The two keynotes were very interesting. One was by James Higa, who was the “right-hand man” for Steve Jobs in Apple. Since James requested that we do not discuss his presentations in public, I won’t. Angel Mendez, who is the senior VP for transformation at Cisco, gave an excellent presentation on a variety of topics. He was sharing a lot of the information from Mary Meeker’s 2015 Internet Trends. The numbers are sometimes beyond comprehension, especially when it comes to the growth in data storage and big data that is being generated. It is very clear that small institutions like us are simply not positioned to support these internally – we simply do not have the human and financial resources. This is why taking advantage of external resources, or relying on hosted services comes into picture, something we have been successful in doing.
In addition, consortia like CLAC provide a venue for us to collaborate and work together in choosing similar platforms and infrastructure. Angel’s call for action to the CIOs included “Stay current – engage experts, participate & study; Foster the digital learning of your constituents; Speak the language of the institution; Collaborate, break the silos; Allow the stakeholders to learn what is possible”. Right on! Every one of these is what we have been trying to do and have been pretty successful in many of these areas. One advice he gave is for the CIOs to do something hands on. As many of you know, I am a firm believer of this not just for myself, but also for every manager in the organization.
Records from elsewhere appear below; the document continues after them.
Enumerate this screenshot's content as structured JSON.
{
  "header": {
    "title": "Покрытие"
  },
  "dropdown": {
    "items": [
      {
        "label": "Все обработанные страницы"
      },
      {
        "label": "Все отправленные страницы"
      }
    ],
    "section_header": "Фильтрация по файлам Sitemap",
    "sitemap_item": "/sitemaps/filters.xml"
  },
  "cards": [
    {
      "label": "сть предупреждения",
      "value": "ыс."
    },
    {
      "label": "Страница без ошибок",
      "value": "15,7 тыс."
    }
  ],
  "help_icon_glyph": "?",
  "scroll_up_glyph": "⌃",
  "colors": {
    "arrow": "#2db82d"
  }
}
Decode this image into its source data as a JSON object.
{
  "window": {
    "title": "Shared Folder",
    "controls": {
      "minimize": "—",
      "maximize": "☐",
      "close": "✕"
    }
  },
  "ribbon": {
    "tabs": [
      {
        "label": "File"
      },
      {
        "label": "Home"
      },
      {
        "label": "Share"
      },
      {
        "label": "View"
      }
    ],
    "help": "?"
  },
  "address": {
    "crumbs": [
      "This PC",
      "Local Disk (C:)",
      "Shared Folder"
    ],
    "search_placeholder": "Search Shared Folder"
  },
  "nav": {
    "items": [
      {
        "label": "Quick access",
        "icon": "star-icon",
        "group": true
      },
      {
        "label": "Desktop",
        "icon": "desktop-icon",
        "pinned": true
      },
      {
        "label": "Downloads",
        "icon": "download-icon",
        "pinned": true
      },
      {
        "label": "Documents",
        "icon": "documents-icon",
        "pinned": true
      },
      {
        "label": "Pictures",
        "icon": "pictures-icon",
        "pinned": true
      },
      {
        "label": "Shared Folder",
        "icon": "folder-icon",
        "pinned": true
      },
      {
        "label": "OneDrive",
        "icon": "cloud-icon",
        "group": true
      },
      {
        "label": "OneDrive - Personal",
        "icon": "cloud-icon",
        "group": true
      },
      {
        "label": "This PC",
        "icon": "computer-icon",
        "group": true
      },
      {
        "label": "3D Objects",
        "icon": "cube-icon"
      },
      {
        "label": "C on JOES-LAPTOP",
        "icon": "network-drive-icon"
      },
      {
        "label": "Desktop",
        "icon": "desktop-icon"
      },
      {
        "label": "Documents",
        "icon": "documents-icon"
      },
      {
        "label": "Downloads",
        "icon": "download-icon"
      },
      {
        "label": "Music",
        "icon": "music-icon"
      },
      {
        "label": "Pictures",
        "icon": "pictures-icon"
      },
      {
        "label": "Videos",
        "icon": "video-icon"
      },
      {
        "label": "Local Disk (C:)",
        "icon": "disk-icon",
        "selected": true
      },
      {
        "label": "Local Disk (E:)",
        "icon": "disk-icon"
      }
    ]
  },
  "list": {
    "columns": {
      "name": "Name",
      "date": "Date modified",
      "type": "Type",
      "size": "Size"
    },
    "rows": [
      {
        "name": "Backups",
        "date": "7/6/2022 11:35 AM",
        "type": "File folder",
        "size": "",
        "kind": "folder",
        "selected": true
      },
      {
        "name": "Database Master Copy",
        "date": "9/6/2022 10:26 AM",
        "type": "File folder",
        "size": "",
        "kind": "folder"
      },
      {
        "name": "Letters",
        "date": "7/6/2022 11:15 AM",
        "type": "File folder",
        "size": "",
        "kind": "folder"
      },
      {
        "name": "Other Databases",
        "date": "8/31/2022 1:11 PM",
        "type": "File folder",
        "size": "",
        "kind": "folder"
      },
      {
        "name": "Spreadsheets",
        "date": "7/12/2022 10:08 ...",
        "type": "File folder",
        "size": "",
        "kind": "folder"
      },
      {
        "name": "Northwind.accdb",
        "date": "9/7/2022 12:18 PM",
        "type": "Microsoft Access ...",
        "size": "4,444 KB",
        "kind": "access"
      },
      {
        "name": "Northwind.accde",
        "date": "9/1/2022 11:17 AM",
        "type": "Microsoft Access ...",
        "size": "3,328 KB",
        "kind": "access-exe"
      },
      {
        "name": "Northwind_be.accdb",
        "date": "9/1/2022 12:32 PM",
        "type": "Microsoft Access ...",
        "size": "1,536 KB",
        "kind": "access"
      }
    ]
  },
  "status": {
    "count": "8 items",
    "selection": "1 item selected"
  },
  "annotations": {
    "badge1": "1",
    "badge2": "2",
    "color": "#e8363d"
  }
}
I am very happy to report that based on an informal benchmark, we are doing great! However, we can aspire to do a lot more and that will be the plan for the upcoming year.